The EV Stock Nobody Is Talking About…Yet
Last week, I noted the remarkable turnaround in General Motors (NYSE: GM) since announcing its plans to move aggressively into the electric vehicle (EV) market. As of last week, GM had gained 41% this year while Tesla (NSDQ: TSLA) was up only 11%.
I concluded that if growth fund manager and Tesla major shareholder Cathie Wood, “really wants to put her money in the next big EV stock, perhaps she should set her sights elsewhere.” And by elsewhere, I don’t mean California, Texas, or Detroit.
In last week’s article, I included a chart that compared GM’s stock market performance this year with Tesla’s. Below, I have added a third automaker to the chart to compare its performance to those two.
As you can see, neither GM nor TSLA have performed nearly as well as India-based carmaker Tata Motors (NYSE: TTM) this year. Through last week, TTM has appreciated 109% in 2021. That’s nearly 10 times better than TSLA!
If you are not familiar with Tata Motors, that’s understandable. The company does very little business in the United States under its own name. However, it sold more than 31,000 cars in North America through its Jaguar Land Rover (JLR) division during the quarter ending June 30.
That was a 50% improvement over the previous quarter. That’s good news, but it is not the reason why TTM stock has doubled this year.
The explanation for that was made clear on October 12. That morning, Tata announced it received nearly $1 billion from two private equity firms to expand its EV production capabilities.
Home Field Advantage
Combined with its own money, Tata will invest $2 billion to expand EV production over the next five years. The company will be guided by the four principles of its “Project Helios” growth strategy, which entails blanketing India with Tata EV dealerships and charging stations.
Tata realizes that it has a gold mine in its own backyard. With a population of 1.4 billion people, India is roughly four times bigger than the U.S. and only slightly smaller than China.
In the past, Tata has focused on building small, inexpensive vehicles to make them affordable to India’s working-class population. But as that group ascends into middle-class consumerism, they want (and can now afford) pricier automobiles.
If Tata had waited any longer, it risked allowing a foreign-owned carmaker to usurp its local advantage in India. By making this move now, Tata is assured of retaining the inherent social and political advantage of being India’s national automaker.
Meanwhile, Tesla will be competing with General Motors, Ford (NYSE: F), and Volkswagen (OTC: VWAGY) for EV supremacy in the U.S.

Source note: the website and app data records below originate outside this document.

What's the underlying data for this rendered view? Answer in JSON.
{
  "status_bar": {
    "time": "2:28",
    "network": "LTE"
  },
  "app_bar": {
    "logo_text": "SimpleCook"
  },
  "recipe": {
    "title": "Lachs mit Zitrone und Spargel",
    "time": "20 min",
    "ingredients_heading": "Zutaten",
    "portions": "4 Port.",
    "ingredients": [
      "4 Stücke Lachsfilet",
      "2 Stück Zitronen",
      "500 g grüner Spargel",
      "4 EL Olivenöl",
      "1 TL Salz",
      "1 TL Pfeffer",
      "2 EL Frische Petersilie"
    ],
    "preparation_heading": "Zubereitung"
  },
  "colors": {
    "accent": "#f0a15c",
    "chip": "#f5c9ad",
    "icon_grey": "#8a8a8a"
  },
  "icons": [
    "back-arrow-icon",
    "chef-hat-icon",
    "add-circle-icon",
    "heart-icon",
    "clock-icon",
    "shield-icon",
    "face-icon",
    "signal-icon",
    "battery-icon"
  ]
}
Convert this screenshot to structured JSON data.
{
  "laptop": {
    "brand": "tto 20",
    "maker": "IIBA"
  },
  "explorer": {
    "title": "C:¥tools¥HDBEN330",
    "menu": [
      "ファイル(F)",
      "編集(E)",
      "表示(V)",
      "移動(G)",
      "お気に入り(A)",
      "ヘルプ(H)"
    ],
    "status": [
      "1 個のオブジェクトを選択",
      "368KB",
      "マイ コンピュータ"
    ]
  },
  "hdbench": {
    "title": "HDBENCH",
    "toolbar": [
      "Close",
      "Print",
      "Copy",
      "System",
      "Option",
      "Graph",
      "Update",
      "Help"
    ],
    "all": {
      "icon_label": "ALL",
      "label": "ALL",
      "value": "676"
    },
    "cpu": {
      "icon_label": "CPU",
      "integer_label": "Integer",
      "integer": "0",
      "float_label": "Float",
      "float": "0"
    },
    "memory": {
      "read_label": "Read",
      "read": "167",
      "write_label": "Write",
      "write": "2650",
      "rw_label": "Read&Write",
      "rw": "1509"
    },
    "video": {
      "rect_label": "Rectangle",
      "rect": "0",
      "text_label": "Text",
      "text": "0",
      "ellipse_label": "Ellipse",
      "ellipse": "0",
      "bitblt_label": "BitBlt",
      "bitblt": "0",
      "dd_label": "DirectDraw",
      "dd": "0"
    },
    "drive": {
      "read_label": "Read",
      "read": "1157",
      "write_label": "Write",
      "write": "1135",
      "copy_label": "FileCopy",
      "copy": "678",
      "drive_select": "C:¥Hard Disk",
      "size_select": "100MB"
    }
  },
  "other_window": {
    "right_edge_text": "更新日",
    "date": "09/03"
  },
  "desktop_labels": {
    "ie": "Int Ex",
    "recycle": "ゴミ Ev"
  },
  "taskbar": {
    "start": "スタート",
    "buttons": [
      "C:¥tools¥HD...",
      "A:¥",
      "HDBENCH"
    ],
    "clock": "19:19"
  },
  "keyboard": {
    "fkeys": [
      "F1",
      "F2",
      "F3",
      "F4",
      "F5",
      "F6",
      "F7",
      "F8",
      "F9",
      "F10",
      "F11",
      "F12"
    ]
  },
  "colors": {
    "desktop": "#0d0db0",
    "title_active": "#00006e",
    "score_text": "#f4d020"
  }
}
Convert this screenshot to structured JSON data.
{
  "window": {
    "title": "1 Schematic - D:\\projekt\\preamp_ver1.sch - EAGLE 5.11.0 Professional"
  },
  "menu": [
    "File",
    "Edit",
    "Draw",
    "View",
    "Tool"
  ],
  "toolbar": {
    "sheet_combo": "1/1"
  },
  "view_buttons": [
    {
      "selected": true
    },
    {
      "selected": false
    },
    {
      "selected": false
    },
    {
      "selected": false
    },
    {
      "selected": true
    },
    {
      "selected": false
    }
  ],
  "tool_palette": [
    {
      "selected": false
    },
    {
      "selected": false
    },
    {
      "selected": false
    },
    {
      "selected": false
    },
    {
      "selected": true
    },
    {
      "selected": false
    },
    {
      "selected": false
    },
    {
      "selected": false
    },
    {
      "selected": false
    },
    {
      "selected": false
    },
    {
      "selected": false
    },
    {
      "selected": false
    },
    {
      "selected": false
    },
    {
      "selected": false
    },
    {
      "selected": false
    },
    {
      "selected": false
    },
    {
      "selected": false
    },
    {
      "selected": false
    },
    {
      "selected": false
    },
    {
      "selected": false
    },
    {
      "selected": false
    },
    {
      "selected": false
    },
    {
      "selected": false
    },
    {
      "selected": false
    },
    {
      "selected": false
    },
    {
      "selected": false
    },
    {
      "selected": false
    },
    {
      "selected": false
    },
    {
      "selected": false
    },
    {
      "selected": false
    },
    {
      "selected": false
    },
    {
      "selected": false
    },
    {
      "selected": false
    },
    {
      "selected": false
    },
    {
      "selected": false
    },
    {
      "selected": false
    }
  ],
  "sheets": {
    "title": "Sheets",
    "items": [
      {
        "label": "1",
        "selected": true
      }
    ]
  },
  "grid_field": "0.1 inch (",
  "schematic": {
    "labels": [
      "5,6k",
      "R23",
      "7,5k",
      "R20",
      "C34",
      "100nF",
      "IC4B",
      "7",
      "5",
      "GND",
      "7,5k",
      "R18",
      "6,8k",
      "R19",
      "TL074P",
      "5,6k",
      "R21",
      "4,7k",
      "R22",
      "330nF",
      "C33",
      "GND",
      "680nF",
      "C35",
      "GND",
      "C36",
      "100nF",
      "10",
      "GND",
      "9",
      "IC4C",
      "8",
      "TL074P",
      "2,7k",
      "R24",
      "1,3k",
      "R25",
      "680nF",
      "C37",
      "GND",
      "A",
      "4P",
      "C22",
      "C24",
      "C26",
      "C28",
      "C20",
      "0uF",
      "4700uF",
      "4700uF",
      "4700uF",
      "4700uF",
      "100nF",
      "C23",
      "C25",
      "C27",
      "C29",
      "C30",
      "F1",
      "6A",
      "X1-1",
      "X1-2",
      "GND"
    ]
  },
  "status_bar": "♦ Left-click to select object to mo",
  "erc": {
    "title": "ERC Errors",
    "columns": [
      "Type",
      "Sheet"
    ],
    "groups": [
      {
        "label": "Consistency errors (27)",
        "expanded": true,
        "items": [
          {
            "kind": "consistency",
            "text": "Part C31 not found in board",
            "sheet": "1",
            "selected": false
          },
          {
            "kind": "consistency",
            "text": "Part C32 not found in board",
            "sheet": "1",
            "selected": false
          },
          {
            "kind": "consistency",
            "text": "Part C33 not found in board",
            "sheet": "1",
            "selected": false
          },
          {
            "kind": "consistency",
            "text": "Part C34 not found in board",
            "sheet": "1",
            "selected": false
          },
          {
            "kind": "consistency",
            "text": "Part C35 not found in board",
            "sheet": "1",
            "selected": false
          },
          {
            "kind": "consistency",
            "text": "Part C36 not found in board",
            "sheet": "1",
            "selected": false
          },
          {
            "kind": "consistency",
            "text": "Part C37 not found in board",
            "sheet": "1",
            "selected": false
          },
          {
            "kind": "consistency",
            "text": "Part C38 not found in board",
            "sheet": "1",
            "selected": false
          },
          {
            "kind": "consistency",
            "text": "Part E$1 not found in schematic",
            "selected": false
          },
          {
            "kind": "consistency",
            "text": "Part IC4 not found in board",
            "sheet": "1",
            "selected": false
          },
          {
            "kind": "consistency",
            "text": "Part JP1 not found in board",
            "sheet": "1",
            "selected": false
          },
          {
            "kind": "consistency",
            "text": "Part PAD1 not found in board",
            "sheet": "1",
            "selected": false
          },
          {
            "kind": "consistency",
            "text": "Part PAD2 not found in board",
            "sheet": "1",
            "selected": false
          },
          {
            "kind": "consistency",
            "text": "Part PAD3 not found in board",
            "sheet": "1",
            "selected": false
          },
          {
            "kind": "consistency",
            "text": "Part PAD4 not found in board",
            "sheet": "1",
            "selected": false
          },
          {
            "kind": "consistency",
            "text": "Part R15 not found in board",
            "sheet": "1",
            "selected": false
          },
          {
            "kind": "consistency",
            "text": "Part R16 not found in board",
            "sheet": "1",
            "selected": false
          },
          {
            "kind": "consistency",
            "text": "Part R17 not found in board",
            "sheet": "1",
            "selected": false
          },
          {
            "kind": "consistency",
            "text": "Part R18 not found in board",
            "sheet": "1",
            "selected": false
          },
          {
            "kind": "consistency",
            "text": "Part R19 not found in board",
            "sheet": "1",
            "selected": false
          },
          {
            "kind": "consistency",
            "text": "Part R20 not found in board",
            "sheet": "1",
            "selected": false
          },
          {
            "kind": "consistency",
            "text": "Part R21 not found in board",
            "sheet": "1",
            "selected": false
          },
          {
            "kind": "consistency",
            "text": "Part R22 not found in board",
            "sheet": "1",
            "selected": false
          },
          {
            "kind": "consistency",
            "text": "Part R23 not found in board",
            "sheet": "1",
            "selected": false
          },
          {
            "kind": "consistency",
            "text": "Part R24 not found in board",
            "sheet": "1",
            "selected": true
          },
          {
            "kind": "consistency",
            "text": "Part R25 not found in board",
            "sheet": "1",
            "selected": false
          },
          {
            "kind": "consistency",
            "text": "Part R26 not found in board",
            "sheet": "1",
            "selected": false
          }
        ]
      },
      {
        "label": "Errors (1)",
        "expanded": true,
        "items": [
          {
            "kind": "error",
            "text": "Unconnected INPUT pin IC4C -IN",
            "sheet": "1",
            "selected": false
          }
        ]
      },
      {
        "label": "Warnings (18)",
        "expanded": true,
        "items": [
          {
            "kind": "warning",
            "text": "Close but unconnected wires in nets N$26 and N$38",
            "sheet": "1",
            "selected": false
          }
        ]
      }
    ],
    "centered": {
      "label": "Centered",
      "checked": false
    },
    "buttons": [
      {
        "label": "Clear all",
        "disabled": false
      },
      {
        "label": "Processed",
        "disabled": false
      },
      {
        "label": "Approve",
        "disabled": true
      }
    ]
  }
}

All of these vehicle makers bring substantial resources to the fray and none of them plans on finishing in second place. They can’t count on China to bail them out.
Similar to India, China’s EV market is dominated by a domestic automaker, Nio (NYSE: NIO), which is partly owned by the Chinese government. Care to guess which EV manufacturer will not be paying big import tariffs on the cars it sells in China?
We know which companies will most likely be the primary beneficiaries of China’s and India’s conversion to EVs. However, it is much tougher to say who the ultimate winner(s) will be in other parts of the world. Betting on just one of them, such as Cathie Wood is doing with Tesla, could end up being a costly mistake.
A less risky way to participate in the growth of the EV market is to buy shares of First Trust NASDAQ Global Auto Index Fund (CARZ). General Motors is the largest of the fund’s 34 holdings at 9.4% of total assets. Tesla and Ford are also among the fund’s top 10 holdings.
I first recommended CARZ in April 2020 as “A Sector Turnaround Play That Could Hit The Gas.” Since then, it has more than doubled in value.
Now, I like CARZ for a different reason. Even though it was not originally designed as a play on the EV market, effectively that is what it became on July 19. That’s when the fund’s manager announced that CARZ will track the S-Network Electric & Future Vehicle Ecosystem Index going forward.
Over the remainder of this decade, EV sales are projected to grow from 3.4% of all new car purchases this year to 29.5% in 2030. The same automakers that sell the most EVs will also become the top holdings of CARZ.
Owning a diversified fund such as CARZ is one way to participate in the explosive growth of the EV market. But I know of another way that could be much more lucrative.
Our favorite play on EVs is lithium. That’s right, lithium.
A silver-white metal, lithium is among a slew of commodities that are poised for huge price gains as demand for commodities explodes.
Lithium is crucial for a variety of industrial applications. The biggest growth driver for lithium is the demand for lithium-ion batteries used in EVs. Lithium is the ultimate pick-and-shovel play, because no EV maker can do without it. For details about the most promising lithium investment, click here now.